The primary purpose of NRE Labs is to provide education on modern network engineering and automation principles. So, while this purpose is often accomplished by including specific tools, software, or other technologies, let us not lose sight of this over-arching mission.
That said, one of the biggest benefits of the NRE Labs platform is to use real software in real environments, spun up on demand, to provide compelling interactive experiences in which this learning can take place. In NRE Labs, we accomplish this through Endpoint Images. These are pre-built docker images that we reference from Lesson definitions to power the learner experience.
If you're looking for technical details on how Endpoint images work, and how to create or add them to the curriculum, please head on over to the Images object reference. The remainder of this document will instead help you understand the higher-level process for dealing with Images within the NRE Labs curriculum, and answer some frequently-asked questions.
NRE Labs curriculum images are where all the complexity lies. To make things easy for the learner, we have to take on a lot of the complexity that would normally be on their plate, and instead do it ourselves using prebuilt Docker images, and other tools like endpoint configuration. As a content author, you should be aware that if you choose to go this direction, you need to be willing and able to shoulder this complexity.
In general, new curriculum content like Lessons should take advantage of the Endpoint images that already exist. Images are not meant to be used once, for one lesson - they are meant to be standalone resources that could be used in multiple lessons as the need arises.
There are a few options you should consider before you decide to create a new image. They are, in order:
There are a number of existing images that are designed to be very multi-purpose. For instance, the
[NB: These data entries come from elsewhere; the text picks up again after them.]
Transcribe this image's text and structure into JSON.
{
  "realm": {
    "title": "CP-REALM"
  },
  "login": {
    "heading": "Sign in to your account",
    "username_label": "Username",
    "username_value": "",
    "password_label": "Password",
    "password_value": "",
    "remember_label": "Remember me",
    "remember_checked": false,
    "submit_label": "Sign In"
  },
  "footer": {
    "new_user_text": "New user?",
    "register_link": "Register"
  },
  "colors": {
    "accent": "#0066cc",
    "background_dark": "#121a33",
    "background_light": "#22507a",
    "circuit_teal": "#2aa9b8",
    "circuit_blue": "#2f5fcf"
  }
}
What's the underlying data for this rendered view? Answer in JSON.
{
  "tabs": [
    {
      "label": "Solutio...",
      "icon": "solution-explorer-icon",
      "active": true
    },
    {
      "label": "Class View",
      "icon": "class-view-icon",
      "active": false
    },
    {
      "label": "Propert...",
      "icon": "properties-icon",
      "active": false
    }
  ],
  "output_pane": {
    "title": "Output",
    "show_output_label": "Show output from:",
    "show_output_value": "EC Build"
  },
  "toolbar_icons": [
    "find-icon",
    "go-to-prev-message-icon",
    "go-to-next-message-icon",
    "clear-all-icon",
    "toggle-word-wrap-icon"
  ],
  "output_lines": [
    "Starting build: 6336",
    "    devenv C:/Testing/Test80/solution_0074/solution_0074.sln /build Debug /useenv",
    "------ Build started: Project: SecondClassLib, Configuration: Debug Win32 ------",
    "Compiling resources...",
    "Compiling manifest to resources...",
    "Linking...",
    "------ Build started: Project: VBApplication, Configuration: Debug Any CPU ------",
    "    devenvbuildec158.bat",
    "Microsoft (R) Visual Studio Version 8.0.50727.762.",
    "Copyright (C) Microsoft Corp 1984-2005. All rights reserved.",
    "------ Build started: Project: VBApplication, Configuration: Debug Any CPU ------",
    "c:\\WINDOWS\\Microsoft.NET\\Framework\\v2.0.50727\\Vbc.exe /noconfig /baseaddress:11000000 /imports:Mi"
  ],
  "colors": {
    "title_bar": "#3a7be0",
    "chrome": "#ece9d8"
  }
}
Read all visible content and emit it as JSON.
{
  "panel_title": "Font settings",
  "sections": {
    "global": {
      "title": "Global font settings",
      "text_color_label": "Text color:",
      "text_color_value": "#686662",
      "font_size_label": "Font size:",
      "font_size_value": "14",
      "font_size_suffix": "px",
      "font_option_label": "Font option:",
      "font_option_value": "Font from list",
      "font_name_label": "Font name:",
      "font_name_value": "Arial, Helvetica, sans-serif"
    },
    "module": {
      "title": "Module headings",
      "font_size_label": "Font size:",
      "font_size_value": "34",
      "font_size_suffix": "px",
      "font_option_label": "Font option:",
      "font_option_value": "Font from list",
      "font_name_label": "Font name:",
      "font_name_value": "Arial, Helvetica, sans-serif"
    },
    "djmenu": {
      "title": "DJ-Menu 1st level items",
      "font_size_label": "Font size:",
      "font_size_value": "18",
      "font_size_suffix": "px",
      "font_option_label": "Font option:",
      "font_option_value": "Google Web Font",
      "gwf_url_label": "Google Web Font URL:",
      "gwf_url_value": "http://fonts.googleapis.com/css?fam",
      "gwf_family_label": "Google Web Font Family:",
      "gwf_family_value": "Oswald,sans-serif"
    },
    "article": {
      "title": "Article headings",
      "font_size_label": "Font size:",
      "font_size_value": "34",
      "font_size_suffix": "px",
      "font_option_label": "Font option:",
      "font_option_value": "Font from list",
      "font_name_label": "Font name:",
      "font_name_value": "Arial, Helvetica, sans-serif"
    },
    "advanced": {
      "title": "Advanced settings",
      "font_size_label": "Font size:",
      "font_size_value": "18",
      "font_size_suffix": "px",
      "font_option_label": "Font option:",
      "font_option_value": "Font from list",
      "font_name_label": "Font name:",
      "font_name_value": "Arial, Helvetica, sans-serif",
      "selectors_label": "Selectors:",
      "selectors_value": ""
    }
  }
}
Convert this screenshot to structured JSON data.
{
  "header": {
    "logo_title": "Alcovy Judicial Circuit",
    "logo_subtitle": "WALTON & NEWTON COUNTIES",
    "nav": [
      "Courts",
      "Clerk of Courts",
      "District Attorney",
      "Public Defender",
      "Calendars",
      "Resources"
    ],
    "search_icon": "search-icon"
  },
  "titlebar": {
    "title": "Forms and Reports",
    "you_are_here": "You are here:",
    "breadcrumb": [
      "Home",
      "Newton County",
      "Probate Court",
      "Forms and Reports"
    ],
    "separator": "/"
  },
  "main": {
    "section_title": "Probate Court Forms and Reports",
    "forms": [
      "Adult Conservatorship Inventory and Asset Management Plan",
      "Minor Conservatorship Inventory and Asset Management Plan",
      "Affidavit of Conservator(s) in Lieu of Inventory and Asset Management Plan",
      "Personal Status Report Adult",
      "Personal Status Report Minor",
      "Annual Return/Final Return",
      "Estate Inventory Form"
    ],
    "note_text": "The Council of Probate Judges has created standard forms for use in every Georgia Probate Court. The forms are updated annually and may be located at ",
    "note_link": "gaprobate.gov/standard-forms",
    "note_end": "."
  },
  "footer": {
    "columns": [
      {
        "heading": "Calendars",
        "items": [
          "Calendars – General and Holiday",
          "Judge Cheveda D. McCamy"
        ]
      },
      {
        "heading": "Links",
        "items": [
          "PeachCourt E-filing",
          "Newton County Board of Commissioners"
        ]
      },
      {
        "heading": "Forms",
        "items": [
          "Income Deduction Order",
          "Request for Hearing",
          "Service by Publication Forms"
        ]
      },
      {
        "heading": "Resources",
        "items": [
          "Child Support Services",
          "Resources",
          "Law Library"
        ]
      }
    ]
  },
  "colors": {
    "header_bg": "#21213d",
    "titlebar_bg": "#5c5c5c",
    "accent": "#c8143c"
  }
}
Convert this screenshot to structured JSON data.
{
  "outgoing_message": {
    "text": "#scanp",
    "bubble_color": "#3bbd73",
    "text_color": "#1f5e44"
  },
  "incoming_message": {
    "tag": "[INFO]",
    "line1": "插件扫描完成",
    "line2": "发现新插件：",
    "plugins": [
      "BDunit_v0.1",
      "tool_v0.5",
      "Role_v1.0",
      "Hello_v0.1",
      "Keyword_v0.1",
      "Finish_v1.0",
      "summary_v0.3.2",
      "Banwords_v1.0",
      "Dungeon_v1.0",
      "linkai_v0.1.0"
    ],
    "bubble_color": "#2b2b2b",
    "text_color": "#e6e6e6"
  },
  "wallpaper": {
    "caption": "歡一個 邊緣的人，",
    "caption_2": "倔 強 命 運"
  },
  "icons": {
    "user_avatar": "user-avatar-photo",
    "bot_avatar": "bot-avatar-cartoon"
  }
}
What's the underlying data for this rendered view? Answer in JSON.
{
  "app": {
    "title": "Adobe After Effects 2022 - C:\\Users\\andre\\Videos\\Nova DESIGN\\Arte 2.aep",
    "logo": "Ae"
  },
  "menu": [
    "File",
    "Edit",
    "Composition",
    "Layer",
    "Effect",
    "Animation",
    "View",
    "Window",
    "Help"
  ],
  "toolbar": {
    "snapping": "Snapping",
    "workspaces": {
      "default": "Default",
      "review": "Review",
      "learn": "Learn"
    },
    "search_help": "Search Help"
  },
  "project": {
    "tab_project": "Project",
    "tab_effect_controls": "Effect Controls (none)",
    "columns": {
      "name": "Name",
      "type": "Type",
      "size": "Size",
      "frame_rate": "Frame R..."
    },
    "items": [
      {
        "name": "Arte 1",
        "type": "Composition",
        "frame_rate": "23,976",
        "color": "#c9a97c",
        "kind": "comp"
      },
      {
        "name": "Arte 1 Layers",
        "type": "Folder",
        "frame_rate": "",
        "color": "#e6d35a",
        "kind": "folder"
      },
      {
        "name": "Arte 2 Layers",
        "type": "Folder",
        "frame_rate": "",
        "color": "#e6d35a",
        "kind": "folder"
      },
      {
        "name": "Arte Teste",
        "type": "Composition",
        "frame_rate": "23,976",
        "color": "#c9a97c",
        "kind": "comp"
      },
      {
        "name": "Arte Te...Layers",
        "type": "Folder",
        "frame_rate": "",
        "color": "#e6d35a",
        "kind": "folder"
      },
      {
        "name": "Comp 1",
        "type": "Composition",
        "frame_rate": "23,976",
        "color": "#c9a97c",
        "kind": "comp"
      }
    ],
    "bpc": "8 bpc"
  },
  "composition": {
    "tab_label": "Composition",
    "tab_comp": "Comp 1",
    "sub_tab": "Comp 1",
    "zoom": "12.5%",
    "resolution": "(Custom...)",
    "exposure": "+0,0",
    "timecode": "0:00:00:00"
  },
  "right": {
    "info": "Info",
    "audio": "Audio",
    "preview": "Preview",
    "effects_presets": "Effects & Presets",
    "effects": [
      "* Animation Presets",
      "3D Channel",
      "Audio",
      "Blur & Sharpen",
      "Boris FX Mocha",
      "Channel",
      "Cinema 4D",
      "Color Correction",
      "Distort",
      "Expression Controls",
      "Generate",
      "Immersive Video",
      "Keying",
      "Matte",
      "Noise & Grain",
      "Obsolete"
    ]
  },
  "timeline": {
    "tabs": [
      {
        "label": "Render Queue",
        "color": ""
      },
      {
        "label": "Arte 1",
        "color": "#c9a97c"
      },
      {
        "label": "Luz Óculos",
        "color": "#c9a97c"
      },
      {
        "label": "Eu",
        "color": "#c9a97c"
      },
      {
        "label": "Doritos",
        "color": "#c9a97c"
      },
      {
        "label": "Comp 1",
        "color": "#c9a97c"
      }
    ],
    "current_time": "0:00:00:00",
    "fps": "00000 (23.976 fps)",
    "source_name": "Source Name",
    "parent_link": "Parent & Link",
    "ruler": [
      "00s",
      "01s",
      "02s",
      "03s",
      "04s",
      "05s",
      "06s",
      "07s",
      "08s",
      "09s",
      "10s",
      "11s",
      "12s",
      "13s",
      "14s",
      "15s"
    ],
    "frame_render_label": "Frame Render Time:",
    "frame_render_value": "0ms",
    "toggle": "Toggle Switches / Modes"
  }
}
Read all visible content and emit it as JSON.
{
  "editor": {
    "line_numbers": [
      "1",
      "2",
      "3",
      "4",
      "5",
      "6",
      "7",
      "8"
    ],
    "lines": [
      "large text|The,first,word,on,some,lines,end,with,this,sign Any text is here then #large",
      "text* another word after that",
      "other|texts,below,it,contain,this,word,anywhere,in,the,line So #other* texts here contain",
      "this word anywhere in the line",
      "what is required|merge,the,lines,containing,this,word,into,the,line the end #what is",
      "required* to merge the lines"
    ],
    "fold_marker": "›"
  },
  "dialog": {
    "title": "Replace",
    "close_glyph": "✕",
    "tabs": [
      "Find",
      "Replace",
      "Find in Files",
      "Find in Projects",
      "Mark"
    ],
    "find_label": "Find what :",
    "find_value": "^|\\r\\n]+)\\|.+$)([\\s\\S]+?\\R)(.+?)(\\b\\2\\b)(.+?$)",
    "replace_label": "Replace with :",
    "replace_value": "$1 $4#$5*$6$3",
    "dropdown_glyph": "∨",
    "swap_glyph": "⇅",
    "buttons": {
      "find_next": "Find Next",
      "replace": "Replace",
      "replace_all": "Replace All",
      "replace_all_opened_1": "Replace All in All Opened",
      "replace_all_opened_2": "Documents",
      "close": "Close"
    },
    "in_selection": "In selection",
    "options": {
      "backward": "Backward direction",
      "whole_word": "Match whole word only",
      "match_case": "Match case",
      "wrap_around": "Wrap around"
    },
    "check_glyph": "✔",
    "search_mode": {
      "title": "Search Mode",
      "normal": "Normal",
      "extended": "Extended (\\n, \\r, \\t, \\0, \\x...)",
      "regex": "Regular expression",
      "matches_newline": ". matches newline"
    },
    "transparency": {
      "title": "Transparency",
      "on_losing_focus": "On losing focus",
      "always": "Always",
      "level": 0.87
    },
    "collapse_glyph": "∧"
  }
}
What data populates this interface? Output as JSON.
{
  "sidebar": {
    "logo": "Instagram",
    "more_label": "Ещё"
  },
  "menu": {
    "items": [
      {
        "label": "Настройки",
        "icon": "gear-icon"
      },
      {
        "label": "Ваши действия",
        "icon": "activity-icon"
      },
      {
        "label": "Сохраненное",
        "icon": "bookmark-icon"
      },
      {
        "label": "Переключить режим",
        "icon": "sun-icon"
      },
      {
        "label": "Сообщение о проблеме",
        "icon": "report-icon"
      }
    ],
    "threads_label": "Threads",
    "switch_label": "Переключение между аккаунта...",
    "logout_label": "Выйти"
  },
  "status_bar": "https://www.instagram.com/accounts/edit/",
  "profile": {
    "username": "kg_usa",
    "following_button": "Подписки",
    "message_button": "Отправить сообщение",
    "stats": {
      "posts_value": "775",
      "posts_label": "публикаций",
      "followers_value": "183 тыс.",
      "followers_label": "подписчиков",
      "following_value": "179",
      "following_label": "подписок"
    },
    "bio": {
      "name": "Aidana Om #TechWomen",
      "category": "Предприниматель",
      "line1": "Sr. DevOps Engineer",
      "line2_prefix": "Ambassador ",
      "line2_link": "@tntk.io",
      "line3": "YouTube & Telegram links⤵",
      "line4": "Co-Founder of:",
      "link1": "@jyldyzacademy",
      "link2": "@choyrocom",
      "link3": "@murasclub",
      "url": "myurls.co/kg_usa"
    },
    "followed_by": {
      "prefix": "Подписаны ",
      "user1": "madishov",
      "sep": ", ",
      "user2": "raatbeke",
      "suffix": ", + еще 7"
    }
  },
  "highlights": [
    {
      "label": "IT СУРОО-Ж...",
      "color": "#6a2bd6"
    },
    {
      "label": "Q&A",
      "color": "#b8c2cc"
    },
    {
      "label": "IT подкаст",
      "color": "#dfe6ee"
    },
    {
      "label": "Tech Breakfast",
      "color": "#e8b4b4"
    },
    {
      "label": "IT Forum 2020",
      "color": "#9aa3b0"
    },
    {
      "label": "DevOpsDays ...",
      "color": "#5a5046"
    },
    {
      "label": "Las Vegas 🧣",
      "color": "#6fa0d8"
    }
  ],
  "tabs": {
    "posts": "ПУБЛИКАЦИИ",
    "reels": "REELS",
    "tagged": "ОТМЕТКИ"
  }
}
utility image comes with Python and a bunch of automation-related libraries pre-installed.
If you just want to share some basic files or scripts into the lesson environment, consider using an existing image like
utility, and using NRE Labs' built-in directory mapping to make those files available.
Maybe there's an existing image that's just missing a dependency. Consider augmenting an existing image, by simply adding a step to that image's
Dockerfile, or maybe a
requirements.txt file if applicable.
If none of these options work for you, read on to create a new image
Currently the best place to see details on existing images is to look at the NRE Labs curriculum repository manually. In the future, we'll have some better tooling around this.
If you got to the end of this list and have decided to create a new image or augment an existing one, you should open a Pull Request first, before you contribute any lesson content that would use it. See the Images reference for instructions on what goes into this. Note that in the pull request for your image, a maintainer may likely request that you provide an outline of your intended lesson, so they can also understand why a new image was needed.
NRE Labs is aimed at educating about modern infrastructure engineering processes. While open source has had a dramatic impact on this space over the last decade, which is well-represented by the presence of open-source in the NRE Labs curriculum, it's not possible for the NRE Labs project to only include open source software. Most infrastructure professionals are not able to avoid commercial software entirely, and neither can this curriculum.
All commercial software in the curriculum will continue to adhere to the Curriculum Quality Standards. Whether open source or commercial, the technology is never the sole focus of the content - it is the skill-sets that a learner can acquire. While we'll continue to have a healthy mix of open and closed software, no matter what, the focus will be on the content and improving the skills of the infrastructure professional.
All contributions that adhere to the spirit of the project are welcome. We already have network operating systems from Juniper, and Cumulus Networks (with more on the way), and software from Red Hat Ansible. This is in addition to the myriad of open source tools and projects that are heavily featured in our curriculum.
Commercial software that has been contributed doesn't have to be publicly downloadable. We have mechanisms in place that allow us to control where the commercial software is distributed, giving the learner access to the software only through the NRE Labs portal. Reach out to us via the community forums or via email for more details on this.